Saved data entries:
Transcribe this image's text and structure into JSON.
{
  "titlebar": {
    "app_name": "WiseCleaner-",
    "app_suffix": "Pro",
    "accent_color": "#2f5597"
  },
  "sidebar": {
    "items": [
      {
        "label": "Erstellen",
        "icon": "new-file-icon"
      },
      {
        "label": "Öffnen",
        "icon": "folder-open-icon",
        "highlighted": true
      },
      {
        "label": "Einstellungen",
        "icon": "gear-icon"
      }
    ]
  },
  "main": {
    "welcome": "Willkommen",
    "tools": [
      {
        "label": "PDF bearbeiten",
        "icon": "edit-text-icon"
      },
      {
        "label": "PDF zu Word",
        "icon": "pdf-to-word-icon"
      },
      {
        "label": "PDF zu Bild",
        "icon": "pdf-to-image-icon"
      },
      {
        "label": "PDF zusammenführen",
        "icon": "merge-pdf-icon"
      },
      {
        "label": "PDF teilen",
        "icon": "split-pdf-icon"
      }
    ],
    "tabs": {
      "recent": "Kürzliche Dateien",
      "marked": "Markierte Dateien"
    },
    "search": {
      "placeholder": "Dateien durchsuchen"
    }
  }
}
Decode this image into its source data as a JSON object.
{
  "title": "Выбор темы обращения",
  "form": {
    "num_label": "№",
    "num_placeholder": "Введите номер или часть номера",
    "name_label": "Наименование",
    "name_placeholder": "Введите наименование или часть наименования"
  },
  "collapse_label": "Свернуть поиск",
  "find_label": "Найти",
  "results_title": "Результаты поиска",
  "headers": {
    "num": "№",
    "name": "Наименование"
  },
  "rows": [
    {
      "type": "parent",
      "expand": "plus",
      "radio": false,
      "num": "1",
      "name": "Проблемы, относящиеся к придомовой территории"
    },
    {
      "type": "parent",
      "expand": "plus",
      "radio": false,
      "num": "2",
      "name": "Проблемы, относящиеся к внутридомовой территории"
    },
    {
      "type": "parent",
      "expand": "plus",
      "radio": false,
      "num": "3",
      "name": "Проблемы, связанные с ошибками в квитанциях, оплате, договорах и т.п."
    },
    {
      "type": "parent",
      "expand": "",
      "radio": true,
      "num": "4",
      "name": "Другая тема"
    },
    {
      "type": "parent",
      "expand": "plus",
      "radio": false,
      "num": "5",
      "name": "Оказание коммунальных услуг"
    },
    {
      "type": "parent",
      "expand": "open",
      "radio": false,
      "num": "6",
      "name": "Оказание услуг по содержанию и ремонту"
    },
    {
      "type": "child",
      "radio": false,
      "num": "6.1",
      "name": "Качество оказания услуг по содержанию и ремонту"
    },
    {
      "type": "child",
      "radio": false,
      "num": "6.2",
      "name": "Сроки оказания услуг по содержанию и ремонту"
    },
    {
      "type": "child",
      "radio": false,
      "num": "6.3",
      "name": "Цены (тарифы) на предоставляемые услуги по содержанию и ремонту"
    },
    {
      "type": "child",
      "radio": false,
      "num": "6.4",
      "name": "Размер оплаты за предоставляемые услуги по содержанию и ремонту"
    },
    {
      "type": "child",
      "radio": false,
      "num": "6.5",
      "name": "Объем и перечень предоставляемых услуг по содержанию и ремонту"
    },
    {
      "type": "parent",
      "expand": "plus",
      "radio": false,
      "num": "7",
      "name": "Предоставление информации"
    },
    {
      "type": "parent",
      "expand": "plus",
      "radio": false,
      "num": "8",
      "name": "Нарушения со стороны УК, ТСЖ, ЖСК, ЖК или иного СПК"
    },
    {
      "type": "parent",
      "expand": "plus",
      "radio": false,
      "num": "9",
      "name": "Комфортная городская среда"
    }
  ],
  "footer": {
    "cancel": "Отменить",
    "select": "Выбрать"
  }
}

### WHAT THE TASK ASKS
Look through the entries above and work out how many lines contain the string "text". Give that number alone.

### ANSWER SECTION
2